[Page and application data records]
----------------------------------------
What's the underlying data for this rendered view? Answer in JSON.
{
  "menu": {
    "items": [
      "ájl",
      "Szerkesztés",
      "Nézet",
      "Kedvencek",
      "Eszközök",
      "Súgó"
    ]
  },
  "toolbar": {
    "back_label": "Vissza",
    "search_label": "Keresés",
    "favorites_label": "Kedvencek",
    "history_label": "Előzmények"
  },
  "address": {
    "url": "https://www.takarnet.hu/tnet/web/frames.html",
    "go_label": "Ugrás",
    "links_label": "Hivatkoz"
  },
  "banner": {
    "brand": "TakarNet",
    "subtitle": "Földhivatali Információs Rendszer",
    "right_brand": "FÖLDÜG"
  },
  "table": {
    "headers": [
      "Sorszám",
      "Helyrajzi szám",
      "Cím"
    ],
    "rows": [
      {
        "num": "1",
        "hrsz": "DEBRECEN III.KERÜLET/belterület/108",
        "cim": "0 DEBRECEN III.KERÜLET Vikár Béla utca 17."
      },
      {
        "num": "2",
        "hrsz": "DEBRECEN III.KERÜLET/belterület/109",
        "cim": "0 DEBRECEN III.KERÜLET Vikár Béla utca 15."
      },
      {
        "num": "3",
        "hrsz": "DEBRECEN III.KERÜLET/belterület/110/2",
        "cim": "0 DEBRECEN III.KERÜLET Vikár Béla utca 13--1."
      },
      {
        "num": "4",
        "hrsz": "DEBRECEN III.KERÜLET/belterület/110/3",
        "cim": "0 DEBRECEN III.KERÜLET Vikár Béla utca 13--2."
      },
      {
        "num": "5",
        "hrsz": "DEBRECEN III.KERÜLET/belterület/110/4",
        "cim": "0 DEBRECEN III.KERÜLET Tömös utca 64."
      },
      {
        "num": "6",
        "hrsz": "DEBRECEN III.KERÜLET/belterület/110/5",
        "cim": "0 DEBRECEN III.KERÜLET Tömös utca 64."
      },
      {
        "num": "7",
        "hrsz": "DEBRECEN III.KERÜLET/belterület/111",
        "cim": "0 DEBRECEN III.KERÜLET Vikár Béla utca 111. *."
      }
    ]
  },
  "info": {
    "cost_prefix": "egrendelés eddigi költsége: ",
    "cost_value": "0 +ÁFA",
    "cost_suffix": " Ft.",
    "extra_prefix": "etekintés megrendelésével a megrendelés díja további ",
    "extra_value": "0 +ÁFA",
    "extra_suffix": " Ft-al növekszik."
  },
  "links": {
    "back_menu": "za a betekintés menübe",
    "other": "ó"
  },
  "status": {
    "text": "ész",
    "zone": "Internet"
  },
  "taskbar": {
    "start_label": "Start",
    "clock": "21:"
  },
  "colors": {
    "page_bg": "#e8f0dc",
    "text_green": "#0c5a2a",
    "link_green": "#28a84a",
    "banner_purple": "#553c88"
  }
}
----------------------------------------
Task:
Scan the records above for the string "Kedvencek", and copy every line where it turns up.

Exercise answer:
      "Kedvencek",
    "favorites_label": "Kedvencek",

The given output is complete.